If Finland was hostile to refugees and suspicious of foreigners, the country was ruled until 1992 by the Restricting Act of 1939.
The Act prohibited foreigners from owning real estate and acquiring a majority stake in Finnish companies—limiting this to 20% normally and 40% under special permission. The Restricting Act stipulated that foreigners could not own shares in sectors like forestry, securities trading, transportation, mining, real estate, and shipping. Foreigners weren’t allowed to establish newspapers, never mind organize demonstrations, and be politically active.
If history shows us some of the roots of our racism and anti-Semitism today, it also sheds as well light on our restrictive asylum and immigration policy.

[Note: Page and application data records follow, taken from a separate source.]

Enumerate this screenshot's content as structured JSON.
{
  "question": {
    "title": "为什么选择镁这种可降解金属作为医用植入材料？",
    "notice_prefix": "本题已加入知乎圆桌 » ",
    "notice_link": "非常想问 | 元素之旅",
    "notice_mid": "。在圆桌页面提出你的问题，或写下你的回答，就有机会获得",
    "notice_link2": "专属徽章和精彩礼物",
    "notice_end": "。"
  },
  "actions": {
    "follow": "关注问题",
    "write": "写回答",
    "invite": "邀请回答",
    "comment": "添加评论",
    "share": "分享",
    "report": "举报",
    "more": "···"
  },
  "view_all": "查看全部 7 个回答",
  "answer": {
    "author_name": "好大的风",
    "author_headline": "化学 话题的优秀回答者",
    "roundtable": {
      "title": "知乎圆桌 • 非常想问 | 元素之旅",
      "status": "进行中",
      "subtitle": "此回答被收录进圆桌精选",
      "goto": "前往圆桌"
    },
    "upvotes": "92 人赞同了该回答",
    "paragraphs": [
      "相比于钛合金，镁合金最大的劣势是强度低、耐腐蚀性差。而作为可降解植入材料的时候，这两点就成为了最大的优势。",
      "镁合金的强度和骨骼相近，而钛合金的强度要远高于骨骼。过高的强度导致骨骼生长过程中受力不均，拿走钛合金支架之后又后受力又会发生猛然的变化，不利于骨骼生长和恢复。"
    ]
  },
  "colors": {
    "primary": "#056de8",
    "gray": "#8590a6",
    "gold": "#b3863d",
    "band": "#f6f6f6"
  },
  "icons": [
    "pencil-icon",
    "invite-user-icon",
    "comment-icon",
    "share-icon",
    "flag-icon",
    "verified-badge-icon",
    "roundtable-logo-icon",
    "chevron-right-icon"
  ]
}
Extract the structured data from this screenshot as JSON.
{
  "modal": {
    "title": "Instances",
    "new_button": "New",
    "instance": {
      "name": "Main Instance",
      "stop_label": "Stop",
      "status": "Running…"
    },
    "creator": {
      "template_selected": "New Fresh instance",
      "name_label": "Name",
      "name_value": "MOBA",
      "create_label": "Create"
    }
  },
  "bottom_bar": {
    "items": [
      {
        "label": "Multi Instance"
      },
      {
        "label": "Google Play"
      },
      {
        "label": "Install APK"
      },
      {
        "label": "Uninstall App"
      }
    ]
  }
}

It explains why the Finnish Immigration Service operates in the way it does and why it has been the object of much criticism.
One positive step in cutting the roots and sources of our racism was an independent investigation that confirmed in February that Finnish volunteers of the Waffen-SS Wiking Division engaged in violent acts against civilians and Jews in Russia.
Considering that the aim of the SS in Russia was a war of annihilation and genocide against Jews and other enemies of the Nazis, the conclusions of the investigation should not come as a surprise.
The big surprise, however, is that it has taken almost 85 years to connect the volunteers of the Waffen-SS dots to the genocide that took place in Russia during World War 2.
 Finland’s Holocaust: Silences of History, edited by S. Muir, H. Worthen, pp. 25-26.
 Ibid., p. 26.